For years, hospitals and most other healthcare providers have regularly screened new and existing employees for tuberculosis as part of their required infection-control programs. However, the U.S. Equal Employment Opportunity Commission's (EEOC) recent challenge of an employer's TB screening practices may change the way healthcare employers approach this fundamental and long-practiced precaution.

Expanding Its Approach

On May 30, the EEOC announced a consent decree with a Michigan rehabilitation and nursing company, settling a lawsuit initiated by the Commission. As a result, the company must pay an employee $25,000.00 and retrain employees involved in its hiring and screening processes. The EEOC contended that the company violated the ADA by not allowing an employee to work after she tested positive during a preliminary TB screening. Specifically, the Commission alleged that the company discriminated by regarding the employee as disabled, even though she was purportedly not contagious and posed no direct health risk to those around her.

The facts of this case are highly specific, but the implications illustrate some challenges of ADA compliance and could have far-reaching implications. According to the U.S. Centers for Disease Control and Prevention (CDC), people who work or receive care in healthcare settings are at higher risk for becoming infected with TB. Therefore, healthcare facilities must have detailed infection-control plans to ensure prompt detection of infectious patients, airborne precautions, and treatment of people with suspected or confirmed TB disease. A fundamental goal of these plans is to reduce the risk to uninfected people who may be exposed. Testing of healthcare workers, under the supervision of qualified healthcare professionals, meets these requirements and goals.

In the Michigan case, the tension apparently arises from the contention that a positive result on a preliminary screening test led to an employee being unreasonably kept from working, even though she was purportedly not infectious. Although that analysis ultimately turns on the informed opinions of medical professionals, this scenario makes one powerful point: under the Americans with Disabilities Act, there are virtually no "one size fits all" solutions. In every case, employers must be able to demonstrate that they have conducted an individualized analysis of the employee's circumstances. Without an analysis tailored to the employee's specific condition, working conditions and duties, simply following "standard" practices or policies will not pass muster.

In other words, an employee who tests positive for an infectious condition can likely be excluded from direct patient contact and perhaps from contact with fellow employees. On the other hand, if the condition is not infectious or may be reliably addressed by the use of "standard precautions," there may be no legitimate reason to remove the employee from the workplace.
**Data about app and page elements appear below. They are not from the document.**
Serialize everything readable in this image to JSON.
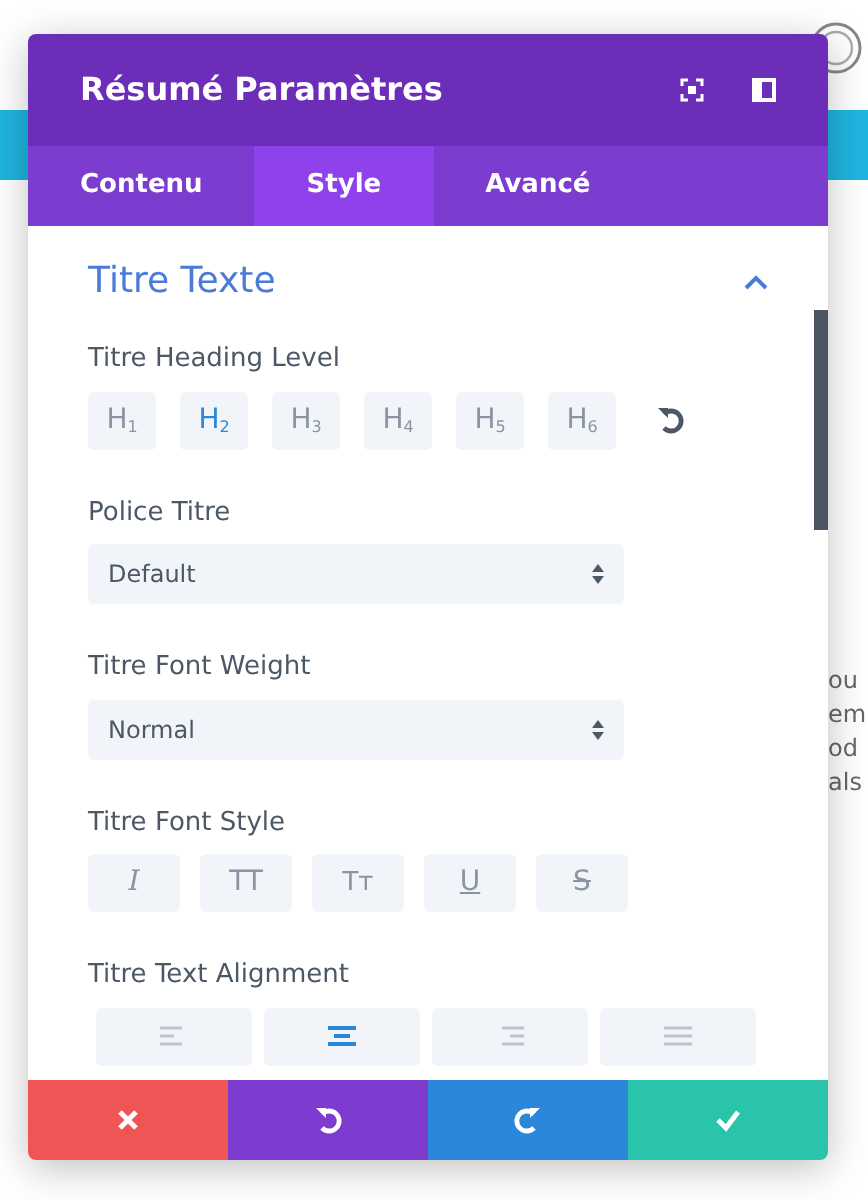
{
  "window": {
    "title": "Résumé Paramètres"
  },
  "tabs": [
    {
      "label": "Contenu",
      "selected": false
    },
    {
      "label": "Style",
      "selected": true
    },
    {
      "label": "Avancé",
      "selected": false
    }
  ],
  "section": {
    "title": "Titre Texte",
    "expanded": true
  },
  "heading_level": {
    "label": "Titre Heading Level",
    "options": [
      {
        "label": "H$_{1}$",
        "selected": false
      },
      {
        "label": "H$_{2}$",
        "selected": true
      },
      {
        "label": "H$_{3}$",
        "selected": false
      },
      {
        "label": "H$_{4}$",
        "selected": false
      },
      {
        "label": "H$_{5}$",
        "selected": false
      },
      {
        "label": "H$_{6}$",
        "selected": false
      }
    ]
  },
  "fields": [
    {
      "kind": "select",
      "label": "Police Titre",
      "value": "Default"
    },
    {
      "kind": "select",
      "label": "Titre Font Weight",
      "value": "Normal"
    },
    {
      "kind": "styles",
      "label": "Titre Font Style",
      "options": [
        {
          "label": "I",
          "selected": false
        },
        {
          "label": "TT",
          "selected": false
        },
        {
          "label": "Tᴛ",
          "selected": false
        },
        {
          "label": "U",
          "selected": false
        },
        {
          "label": "S",
          "selected": false
        }
      ]
    },
    {
      "kind": "align",
      "label": "Titre Text Alignment",
      "options": [
        {
          "selected": false
        },
        {
          "selected": true
        },
        {
          "selected": false
        },
        {
          "selected": false
        }
      ]
    }
  ],
  "footer": [
    {
      "kind": "cancel"
    },
    {
      "kind": "undo"
    },
    {
      "kind": "redo"
    },
    {
      "kind": "save"
    }
  ],
  "background_text": [
    "ou",
    "em",
    "od",
    "als"
  ]
}
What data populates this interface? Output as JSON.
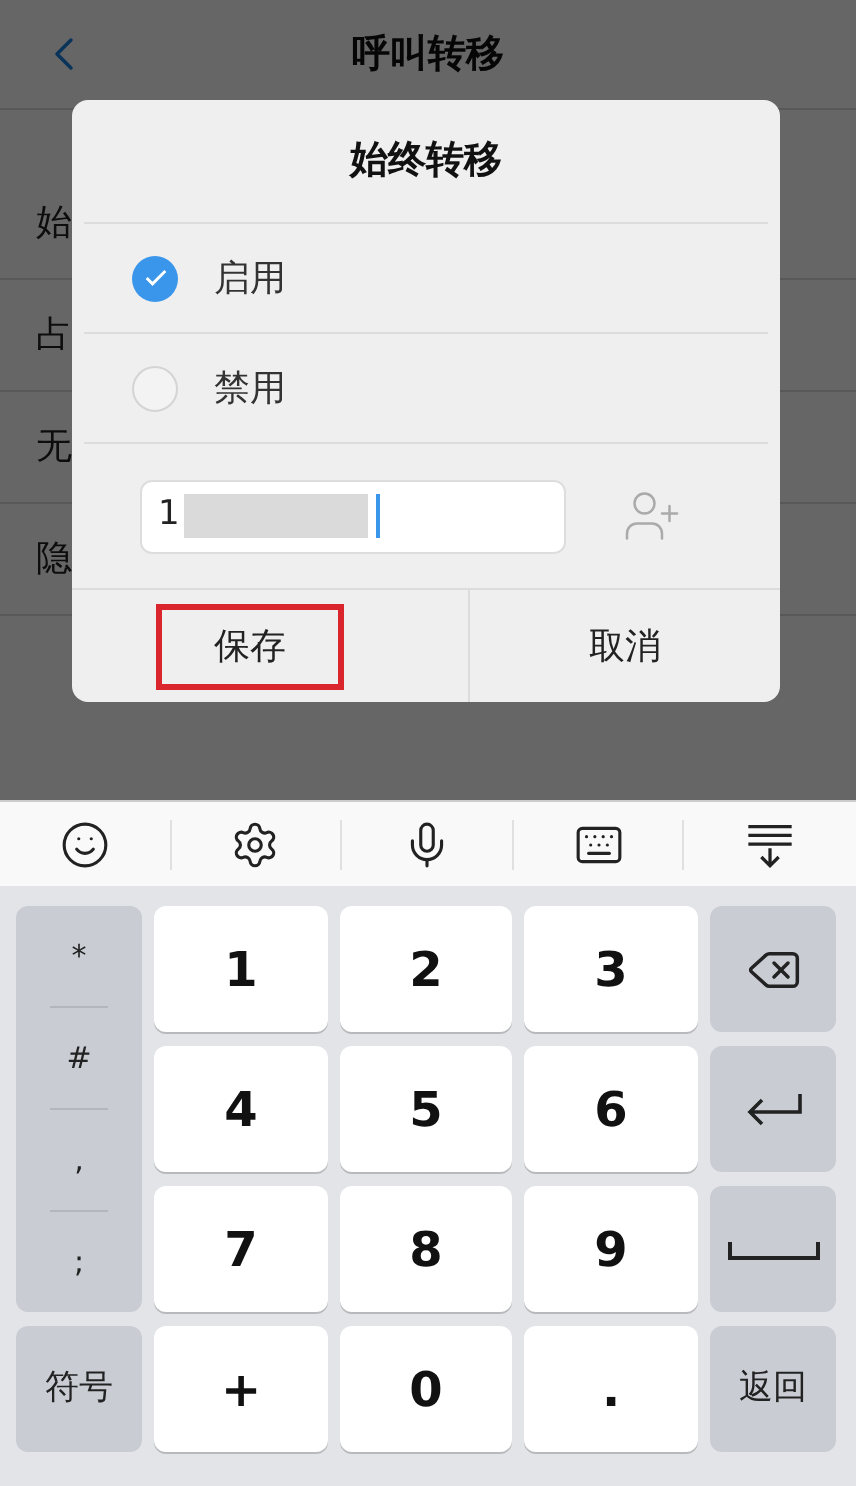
{
  "header": {
    "title": "呼叫转移"
  },
  "list_items": [
    "始",
    "占",
    "无",
    "隐"
  ],
  "dialog": {
    "title": "始终转移",
    "options": [
      {
        "label": "启用",
        "selected": true
      },
      {
        "label": "禁用",
        "selected": false
      }
    ],
    "number_field": {
      "value": "1"
    },
    "buttons": [
      {
        "label": "保存",
        "highlighted": true
      },
      {
        "label": "取消",
        "highlighted": false
      }
    ]
  },
  "keyboard": {
    "symbol_keys": [
      "*",
      "#",
      ",",
      ";"
    ],
    "digit_keys": [
      "1",
      "2",
      "3",
      "4",
      "5",
      "6",
      "7",
      "8",
      "9",
      "+",
      "0",
      "."
    ],
    "switch_key": "符号",
    "return_key": "返回"
  }
}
Thus, even though the EEOC's action may at first blush seem to be unreasonable or overly-intrusive, the points of controversy are becoming increasingly clear. To avoid potential ADA violations, you must conduct and document individualized evaluations not just when you receive requests for accommodations, but when an employee's medical or mental condition appears to be interfering with the safe performance of the employee's duties.